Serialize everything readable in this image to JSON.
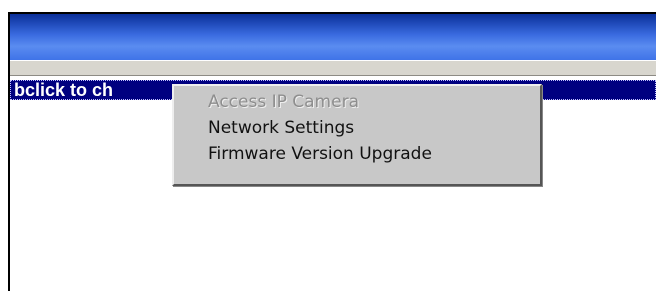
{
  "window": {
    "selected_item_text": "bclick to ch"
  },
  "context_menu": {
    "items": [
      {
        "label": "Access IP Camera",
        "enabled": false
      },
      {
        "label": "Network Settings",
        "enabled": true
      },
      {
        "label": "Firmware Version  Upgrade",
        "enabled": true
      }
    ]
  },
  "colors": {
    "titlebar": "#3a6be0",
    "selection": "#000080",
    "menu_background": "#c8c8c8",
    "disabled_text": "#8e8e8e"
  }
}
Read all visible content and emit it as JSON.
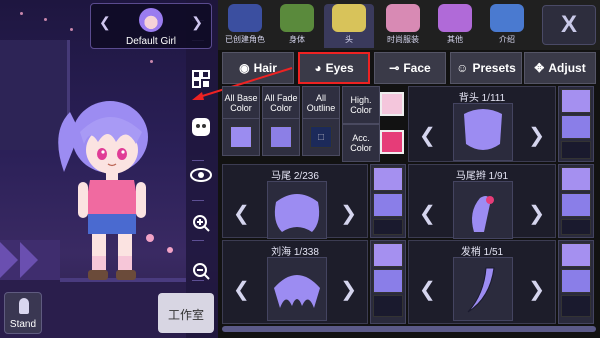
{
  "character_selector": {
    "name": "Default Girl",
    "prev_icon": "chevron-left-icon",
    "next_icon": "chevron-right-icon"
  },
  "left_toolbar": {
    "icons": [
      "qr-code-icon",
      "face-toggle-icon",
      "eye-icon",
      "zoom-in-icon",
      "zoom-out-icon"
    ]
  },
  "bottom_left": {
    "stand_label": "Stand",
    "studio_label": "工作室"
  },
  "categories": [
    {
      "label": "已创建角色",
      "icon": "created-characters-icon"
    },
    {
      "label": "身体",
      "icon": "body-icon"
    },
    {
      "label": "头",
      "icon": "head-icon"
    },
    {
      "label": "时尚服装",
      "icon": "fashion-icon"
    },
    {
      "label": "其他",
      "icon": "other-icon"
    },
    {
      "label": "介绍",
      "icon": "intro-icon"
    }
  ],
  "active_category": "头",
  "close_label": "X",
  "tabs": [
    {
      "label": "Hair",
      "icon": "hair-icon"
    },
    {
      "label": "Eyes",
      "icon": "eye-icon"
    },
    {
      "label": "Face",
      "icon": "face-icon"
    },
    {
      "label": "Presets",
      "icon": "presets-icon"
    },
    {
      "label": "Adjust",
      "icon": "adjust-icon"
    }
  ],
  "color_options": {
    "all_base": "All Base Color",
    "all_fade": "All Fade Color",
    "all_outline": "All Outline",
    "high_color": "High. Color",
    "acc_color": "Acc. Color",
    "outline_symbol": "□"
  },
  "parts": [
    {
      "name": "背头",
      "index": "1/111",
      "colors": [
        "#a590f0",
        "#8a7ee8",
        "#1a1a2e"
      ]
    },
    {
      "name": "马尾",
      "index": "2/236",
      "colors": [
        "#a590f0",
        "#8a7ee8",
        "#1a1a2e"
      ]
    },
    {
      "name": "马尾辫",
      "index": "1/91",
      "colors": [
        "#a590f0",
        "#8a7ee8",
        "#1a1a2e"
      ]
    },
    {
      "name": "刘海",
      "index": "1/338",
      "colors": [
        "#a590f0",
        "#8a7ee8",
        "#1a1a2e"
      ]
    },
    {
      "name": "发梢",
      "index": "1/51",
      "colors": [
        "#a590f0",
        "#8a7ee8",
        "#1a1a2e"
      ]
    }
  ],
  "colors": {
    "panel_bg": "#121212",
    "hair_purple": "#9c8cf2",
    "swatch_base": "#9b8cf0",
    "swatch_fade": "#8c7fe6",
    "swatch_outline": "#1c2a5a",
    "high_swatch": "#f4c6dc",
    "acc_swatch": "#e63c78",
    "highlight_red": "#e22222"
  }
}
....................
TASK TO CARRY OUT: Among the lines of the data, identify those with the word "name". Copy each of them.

RESULT OF THIS EXERCISE:
    "name": "Default Girl",
      "name": "背头",
      "name": "马尾",
      "name": "马尾辫",
      "name": "刘海",
      "name": "发梢",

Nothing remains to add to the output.